The best part about Pho Pasteur is that it is relatively cheap compared to many other restaurants in Harvard Square. They offer a wide range of menu items, like Pho (hot noodle soups), cold noodle dishes, salads, and a variety of other mouthwatering entrÉes. If it’s your first time, I would recommend ordering the Goi Cuon, or fresh spring rolls ($3.95) and a bowl of Pho (prices range from $4.95 to $6.25 for a piping hot bowl of noodles in your choice of soup base). But most importantly, experiment, try things you haven’t tried before, and have fun!

Fire and Ice

50 Church Street

(617) 547-9007

This restaurant is unique in that it really has no distinct cultural background whatsoever for its food. I don’t recommend this restaurant if you are branching out to try authentic ethnic dishes, but it is a fun place, especially if you are going with a big group of people.
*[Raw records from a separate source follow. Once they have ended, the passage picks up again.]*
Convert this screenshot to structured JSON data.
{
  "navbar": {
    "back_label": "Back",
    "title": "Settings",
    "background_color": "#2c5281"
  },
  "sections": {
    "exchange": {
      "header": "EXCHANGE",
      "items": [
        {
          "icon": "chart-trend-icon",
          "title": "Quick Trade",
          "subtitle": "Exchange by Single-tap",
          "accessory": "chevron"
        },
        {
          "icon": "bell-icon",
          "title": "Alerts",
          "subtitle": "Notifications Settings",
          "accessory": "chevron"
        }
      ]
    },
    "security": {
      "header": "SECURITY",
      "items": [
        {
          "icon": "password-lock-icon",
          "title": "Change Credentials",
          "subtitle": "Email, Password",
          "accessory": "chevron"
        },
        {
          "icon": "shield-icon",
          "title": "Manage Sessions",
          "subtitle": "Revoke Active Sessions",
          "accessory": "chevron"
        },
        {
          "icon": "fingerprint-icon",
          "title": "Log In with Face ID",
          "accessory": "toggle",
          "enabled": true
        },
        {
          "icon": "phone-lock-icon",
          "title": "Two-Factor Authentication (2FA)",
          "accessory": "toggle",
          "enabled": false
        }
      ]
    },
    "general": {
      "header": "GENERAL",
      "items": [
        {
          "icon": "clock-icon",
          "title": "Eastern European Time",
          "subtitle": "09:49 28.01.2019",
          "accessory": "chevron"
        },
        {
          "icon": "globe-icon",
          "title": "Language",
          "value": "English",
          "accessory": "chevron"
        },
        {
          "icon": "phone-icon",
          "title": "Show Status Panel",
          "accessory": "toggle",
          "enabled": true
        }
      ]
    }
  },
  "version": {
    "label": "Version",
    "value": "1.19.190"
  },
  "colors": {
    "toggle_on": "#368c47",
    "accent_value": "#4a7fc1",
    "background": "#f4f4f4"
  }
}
Fire and Ice is set up so that they have buffet-type bars stocked with raw meats and vegetables for you to put in your own custom-made meal. Then, you pick a sauce from a wide variety of sauces they offer. There is a big circular griddle in the center of the restaurant where the servers cook everyone’s dishes of raw meats, vegetables, and sauces. (If you are a vegetarian, you can ask specifically to have your dish cooked separately so that it will not get contaminated with meat.)

The best part is that you can go back for more food as many times as you want, and they also have a salad bar. However, that bad part is that your clothes smell afterwards, and the food is not all that well done, since it is mass produced. The last time I went, my roommate had burnt chunks in her meal, while mine didn’t seem to be cooked all the way. You should go to Fire and Ice for the fun of taking part in the cooking process, not the end result. It is also a bit pricey (it is $13.75 for all entrÉes).